End blasphemy law in Pakistan say campaigners

A programme of religious re-education is needed in Pakistan says the former Bishop of Rochester

The former Bishop of Rochester has led calls for a repeal of the Blasphemy law of Pakistan.

Under the law, section 295c of the country’s penal code, those accused of blaspheming against the Prophet Mohammed may be sentenced to death or life imprisonment. They are fined in addition.

“The law is sometimes used for a personal agenda that has nothing to do with blasphemy – eg an interest in a neighbour’s property” said Dr Michael Nazir-Ali, who last weekend stepped down as bishop of the Kent diocese of Rochester.

His comments follow a wave of violence in August in which eight Christians were burnt alive, and a further 20 attacked when a 3,000-strong Muslim mob attacked the Eastern town of Gojra. Two days earlier, on August 3rd, gangs in the nearby village of Korian set fire to more than 70 Christian homes and two Protestant churches. The attacks, condemned by religious leaders including Pope Benedict XVI and the Archbishop of Canterbury, were rated among the bloodiest in Pakistan’s history.

“I have always said this was a bad law,” said Dr Nazir-Ali. “Muslims who take their tradition seriously say that when the Prophet of Islam was insulted he forgave those who insulted them, so how can their be a law like this in his name?”

Nasir Saeed, the director of CLAAS (the Centre for Legal Aid and Resettlement) an advocacy centre that offers free legal aid to Christians persecuted on religious grounds, has written a letter in protest to the government of Pakistan.

“We strongly believe that persecution against Christians is at a very critical point,” he says. “We are deeply concerned.”

On tuesday, Fanish Masih, a 19-year-old Christian, charged with breaking the Blasphemy law was found dead, after hanging in his prison cell in Sialkot.

Reports from Pakistan, adds Mr Saeed, suggest that Masih was murdered and had been tortured beforehand.

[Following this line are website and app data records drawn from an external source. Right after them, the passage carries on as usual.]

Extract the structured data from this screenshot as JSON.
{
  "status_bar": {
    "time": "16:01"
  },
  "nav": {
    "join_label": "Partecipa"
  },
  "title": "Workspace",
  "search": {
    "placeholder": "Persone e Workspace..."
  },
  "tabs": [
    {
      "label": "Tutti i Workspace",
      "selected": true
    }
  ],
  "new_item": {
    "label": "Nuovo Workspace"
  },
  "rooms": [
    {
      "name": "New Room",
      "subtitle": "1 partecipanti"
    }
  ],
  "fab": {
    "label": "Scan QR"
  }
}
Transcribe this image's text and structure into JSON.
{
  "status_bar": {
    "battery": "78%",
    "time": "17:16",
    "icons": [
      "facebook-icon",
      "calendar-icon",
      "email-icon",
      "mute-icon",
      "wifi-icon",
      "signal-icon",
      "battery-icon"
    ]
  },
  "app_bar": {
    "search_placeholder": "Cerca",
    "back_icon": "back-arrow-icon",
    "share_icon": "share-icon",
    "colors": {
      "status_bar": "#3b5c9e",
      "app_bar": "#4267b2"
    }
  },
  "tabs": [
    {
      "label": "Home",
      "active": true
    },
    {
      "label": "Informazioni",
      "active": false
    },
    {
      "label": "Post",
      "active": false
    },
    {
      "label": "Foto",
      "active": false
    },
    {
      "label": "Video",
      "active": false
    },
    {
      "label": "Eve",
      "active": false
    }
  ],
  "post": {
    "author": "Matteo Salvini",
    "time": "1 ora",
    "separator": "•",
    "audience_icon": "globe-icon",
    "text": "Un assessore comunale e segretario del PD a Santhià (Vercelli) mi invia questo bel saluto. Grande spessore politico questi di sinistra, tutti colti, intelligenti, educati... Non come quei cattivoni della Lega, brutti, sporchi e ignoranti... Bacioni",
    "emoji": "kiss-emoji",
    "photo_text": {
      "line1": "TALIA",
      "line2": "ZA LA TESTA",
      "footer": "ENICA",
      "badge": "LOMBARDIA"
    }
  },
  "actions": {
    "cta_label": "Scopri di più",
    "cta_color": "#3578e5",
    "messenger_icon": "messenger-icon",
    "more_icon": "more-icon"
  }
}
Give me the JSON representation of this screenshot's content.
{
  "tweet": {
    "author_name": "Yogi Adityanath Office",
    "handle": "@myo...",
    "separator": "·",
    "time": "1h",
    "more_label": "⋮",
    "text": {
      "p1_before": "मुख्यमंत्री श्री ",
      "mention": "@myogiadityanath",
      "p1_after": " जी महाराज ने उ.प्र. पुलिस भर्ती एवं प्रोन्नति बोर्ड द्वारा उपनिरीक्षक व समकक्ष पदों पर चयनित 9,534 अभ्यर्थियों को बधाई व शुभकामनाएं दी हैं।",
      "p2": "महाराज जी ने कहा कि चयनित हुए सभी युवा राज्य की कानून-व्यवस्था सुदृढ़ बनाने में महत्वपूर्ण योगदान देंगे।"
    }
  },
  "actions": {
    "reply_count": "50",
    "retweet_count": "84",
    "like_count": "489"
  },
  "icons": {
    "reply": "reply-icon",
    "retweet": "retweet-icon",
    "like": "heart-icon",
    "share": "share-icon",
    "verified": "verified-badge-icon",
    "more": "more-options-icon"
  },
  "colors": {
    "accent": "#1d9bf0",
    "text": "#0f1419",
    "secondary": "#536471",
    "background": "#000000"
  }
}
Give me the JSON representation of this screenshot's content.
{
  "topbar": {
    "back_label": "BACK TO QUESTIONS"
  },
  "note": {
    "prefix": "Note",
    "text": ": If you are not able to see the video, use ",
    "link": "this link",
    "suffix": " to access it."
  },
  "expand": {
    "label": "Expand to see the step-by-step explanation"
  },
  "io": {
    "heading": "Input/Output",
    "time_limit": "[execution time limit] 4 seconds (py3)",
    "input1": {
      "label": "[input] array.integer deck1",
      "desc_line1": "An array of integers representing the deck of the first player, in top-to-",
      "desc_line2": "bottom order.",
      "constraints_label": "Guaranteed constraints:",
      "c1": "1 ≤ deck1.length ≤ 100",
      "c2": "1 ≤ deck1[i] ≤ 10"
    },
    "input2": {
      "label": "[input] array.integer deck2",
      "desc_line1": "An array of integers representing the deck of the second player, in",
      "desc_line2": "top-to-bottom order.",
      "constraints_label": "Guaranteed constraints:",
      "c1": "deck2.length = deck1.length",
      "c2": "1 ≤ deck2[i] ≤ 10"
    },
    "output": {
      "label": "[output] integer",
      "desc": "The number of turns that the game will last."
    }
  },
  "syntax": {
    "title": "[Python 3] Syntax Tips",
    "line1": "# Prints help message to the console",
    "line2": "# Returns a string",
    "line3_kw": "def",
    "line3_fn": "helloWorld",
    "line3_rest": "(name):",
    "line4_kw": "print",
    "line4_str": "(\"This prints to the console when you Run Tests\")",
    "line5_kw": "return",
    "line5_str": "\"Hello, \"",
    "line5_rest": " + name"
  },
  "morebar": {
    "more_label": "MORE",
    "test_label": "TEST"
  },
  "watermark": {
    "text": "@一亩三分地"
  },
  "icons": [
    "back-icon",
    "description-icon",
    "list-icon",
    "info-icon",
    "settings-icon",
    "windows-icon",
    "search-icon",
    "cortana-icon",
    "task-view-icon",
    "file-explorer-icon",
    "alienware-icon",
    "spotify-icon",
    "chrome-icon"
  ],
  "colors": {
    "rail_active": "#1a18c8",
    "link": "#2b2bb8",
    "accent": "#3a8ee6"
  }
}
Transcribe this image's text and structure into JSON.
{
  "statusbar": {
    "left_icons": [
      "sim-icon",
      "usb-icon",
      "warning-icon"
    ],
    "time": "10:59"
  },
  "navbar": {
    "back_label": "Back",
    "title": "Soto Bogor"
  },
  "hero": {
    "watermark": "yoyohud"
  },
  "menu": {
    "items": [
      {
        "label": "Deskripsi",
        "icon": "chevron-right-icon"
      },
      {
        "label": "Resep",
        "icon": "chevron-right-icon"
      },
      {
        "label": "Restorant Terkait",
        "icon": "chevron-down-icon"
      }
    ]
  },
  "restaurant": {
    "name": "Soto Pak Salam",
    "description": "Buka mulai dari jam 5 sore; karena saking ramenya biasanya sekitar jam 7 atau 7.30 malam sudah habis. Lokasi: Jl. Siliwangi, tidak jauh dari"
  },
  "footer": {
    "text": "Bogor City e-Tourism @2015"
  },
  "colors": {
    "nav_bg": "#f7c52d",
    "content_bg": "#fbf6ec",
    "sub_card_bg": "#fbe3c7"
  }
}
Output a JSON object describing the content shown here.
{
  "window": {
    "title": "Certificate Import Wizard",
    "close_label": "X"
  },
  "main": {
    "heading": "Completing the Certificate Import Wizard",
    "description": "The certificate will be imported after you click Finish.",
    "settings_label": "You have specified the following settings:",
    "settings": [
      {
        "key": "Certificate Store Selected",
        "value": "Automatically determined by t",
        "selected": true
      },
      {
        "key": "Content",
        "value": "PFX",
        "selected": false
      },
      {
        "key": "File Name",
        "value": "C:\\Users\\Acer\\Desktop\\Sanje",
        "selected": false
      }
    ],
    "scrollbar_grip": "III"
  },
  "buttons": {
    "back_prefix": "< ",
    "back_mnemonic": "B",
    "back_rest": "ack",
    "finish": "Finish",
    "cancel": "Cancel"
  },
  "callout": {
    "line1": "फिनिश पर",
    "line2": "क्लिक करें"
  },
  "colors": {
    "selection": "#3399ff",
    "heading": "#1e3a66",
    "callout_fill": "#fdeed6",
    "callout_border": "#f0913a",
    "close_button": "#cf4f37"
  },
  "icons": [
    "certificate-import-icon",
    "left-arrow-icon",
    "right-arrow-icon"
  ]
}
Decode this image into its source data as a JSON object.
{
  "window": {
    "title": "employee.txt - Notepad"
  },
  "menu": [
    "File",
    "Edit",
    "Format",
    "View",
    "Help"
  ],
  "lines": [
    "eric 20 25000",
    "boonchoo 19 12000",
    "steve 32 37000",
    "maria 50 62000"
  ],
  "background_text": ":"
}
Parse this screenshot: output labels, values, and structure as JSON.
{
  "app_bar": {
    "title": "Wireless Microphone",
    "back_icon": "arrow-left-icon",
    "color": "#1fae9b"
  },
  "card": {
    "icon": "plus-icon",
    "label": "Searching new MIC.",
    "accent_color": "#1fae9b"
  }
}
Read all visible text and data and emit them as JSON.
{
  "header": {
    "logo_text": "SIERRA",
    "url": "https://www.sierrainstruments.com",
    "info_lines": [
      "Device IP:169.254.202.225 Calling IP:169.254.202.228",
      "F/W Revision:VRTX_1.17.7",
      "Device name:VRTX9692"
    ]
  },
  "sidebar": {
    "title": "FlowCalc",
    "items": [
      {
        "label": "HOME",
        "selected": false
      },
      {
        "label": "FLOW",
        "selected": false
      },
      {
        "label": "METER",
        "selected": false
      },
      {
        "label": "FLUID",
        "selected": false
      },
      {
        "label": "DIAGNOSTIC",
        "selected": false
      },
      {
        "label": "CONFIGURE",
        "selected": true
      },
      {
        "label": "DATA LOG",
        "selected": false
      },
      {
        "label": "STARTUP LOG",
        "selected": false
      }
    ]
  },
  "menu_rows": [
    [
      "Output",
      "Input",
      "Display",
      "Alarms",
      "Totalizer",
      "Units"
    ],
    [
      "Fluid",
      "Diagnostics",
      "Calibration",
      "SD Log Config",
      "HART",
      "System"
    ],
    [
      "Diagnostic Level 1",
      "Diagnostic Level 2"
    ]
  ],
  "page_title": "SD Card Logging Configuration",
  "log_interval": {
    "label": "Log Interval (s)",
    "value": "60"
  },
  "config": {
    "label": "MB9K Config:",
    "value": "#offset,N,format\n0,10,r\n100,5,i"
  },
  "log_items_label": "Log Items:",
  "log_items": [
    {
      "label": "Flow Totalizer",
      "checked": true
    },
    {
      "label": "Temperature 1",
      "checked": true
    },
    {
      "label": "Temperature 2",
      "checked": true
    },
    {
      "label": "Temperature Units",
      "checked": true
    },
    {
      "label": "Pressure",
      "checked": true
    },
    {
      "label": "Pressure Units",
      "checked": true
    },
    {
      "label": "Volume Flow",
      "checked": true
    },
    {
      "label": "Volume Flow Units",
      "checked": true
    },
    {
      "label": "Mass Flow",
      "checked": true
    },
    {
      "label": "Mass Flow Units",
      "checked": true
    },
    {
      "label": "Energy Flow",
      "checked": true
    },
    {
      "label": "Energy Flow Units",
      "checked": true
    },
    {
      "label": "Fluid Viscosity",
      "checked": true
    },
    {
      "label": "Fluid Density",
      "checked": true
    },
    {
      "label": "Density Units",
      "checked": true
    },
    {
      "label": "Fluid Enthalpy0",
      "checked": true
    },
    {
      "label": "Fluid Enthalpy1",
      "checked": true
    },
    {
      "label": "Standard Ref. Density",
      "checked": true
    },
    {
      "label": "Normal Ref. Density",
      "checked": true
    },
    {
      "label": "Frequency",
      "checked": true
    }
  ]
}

“Reliable sources told us that he had multiple fractures, a scar on his forehead, cuts on his wrist, scars on his legs and of course scars on his neck resulting from strangulation.”

He said: “Several Christians have been killed in detention over the past few years especially those allegedly charged of blasphemy. Yet so far, nobody has been charged with their murders.”

Mr Saeed claimed that tension for local Christians had risen dramatically following the August violence. “Many families have fled the area. Segregation against Christians is on the rise as many have been dismissed by their Muslim employers on the ground of their religion. Some Christian students have been forced to change schools. The tension is incredibly high and the situation is far from returning to normal.”

The War on terror, he added in an interview with The Times, was an aggravating factor. He said that local Muslims may have been supplied with weapons by members of Al Qaeda who have been pushed out of the North West Frontier, and that local Christians are often associated with the West, and the presence of American or British troops in Afghanistan.

However, Dr Nazir-Ali said that many “moderate Muslims” such as Pakistan’s president and prime minister were “as outraged as we are” by the violence. He said: “At heart this is not a Muslim-Christian question but one of addressing attacks on unarmed people by heavily armed groups.

Dr Nazir-Ali said that in Pakistan a vast programme of re-education was needed: “The wider agenda is the provision of Religious Education on the syllabus in schools and the reform of the Madrassahs. All these things need to go hand in hand.”

The violence, he added, was a recent development: “For a long time Christians and Muslims have lived together. It is only in the past 25 – 30 years that the process of radicalisation has become ingrained and people have been incited to accuse their neighbours of blasphemy.”

Dr Nazir-Ali, who will be campaigning on behalf of persecuted Christians in Asia and Africa through the Oxford Centre for Training, Research, Advocacy and Dialogue, urged the public to keep up pressure for a change on the Pakistan Government: Questions whether present government will deliver its dispositions. That is why the pressure needs to be kept up.”

Blasphemy laws in pakistan